hi jenintn Psychology is really interesting but its been so long since I actually studied in a class. But I wanted to point ou t that sometimes a psychologist can sort of lead a person into a false suppressed memory. I know one man who was put through hell because his barely adult daughter had been going to this psychologist who somehow put into her mind that she was having emotional problems because she had suppressed the incidents of her father having had incestual relations with her. I knew this man to be a wonderful father and a great husband, and a super human being. I would have sworn he would never have done anything of the sort. For one thing he was a well respected gynecologist. After a long trial the case was thrown out because the daughter testified that she had never remembered her father ever touching her inappropriately at all. She also claimed that the psychologist had put this thought into her subconscious and she knew it was false.I know some men do molest their own daughters but some psychologists mislead their patients too, Those of us who were molested are never likely to forget something so wrong, so disgusting,sickening as it happened to us as small children, nothing surpressed but instead lived with. I myself carried my hatred of my dad into my marriage , and it was making me physically sick. My dear hubby suggested I go to my dad as an adult now and tell him I forgive him, but ask why he did this to me as a snall child just once. He refused to answer me and walked away. but from then on I felt at peace.the loss of that weight of hatred was gone. So maybe some will suppress this but trully I really doubt it.
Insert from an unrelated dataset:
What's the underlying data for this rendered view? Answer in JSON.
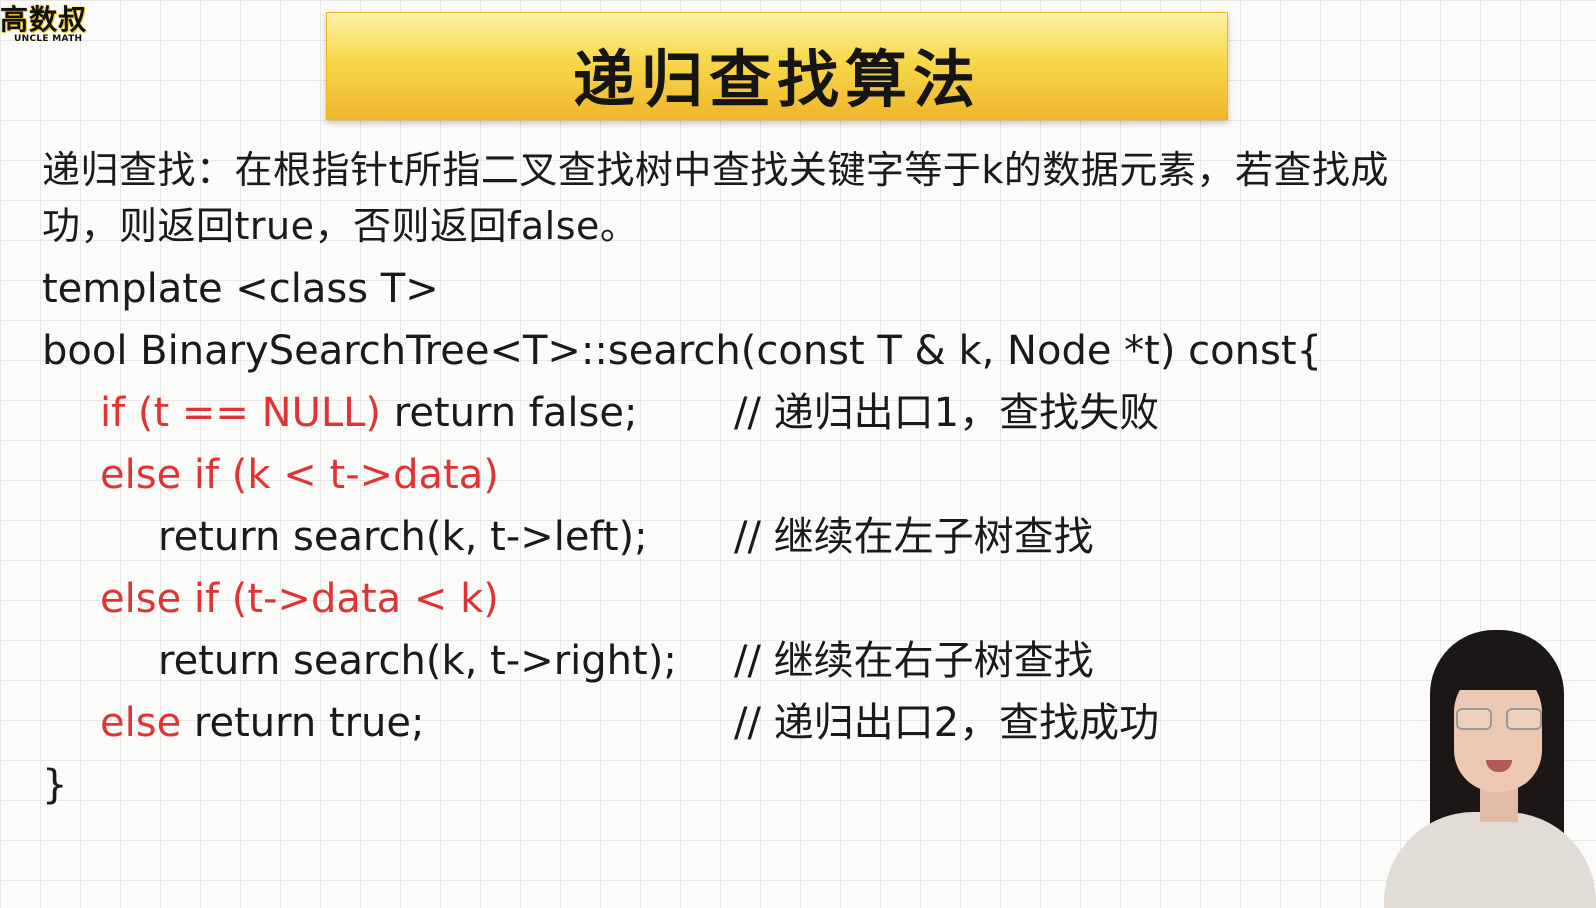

@JenInTN (27565)
• United States
26 Nov 11
That is exactly what I am talking about! I read that most people that claimed to have suppressed memories didn't have a clue before their psychotherapy sessions. They did find that suggesting memories could put those memories in someone's head. After the discovery, they made some standard guidelines for the mental health community to follow for the purpose of protecting people from the "planted" memories. I don't think they can even claim there are suppressed memories anymore unless there is someone who can say they witnessed certain occurrences pertaining to them..sisters, brothers, close friends, or people that knew them well. The brain is complex but it is so much so that it tries to make "sense" of things sometimes and when someone tells or suggests that something might have happened it can create a memory of it. I'm glad that you were able to confront your dad and get closure. It is experiences like that which make me think that suppression is shaky. If there was one thing you wouldn't want to remember..it would have been that I am sure. Thanks for responding!